• **Task description**
Entries must be copied exactly, with nothing left out.
****************
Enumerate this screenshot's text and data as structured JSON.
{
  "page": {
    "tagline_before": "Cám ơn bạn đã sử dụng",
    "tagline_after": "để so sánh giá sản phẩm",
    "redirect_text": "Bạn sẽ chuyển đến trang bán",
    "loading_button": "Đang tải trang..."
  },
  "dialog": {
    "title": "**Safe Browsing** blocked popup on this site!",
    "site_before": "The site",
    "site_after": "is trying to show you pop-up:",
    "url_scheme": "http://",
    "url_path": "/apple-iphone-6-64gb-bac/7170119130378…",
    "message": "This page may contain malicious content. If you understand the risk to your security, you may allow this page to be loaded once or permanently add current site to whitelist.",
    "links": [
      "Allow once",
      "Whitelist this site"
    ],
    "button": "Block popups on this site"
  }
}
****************
• **The answer**
Enumerate this screenshot's text and data as structured JSON.
{
  "page": {
    "tagline_before": "Cám ơn bạn đã sử dụng",
    "tagline_after": "để so sánh giá sản phẩm",
    "redirect_text": "Bạn sẽ chuyển đến trang bán",
    "loading_button": "Đang tải trang..."
  },
  "dialog": {
    "title": "**Safe Browsing** blocked popup on this site!",
    "site_before": "The site",
    "site_after": "is trying to show you pop-up:",
    "url_scheme": "http://",
    "url_path": "/apple-iphone-6-64gb-bac/7170119130378…",
    "message": "This page may contain malicious content. If you understand the risk to your security, you may allow this page to be loaded once or permanently add current site to whitelist.",
    "links": [
      "Allow once",
      "Whitelist this site"
    ],
    "button": "Block popups on this site"
  }
}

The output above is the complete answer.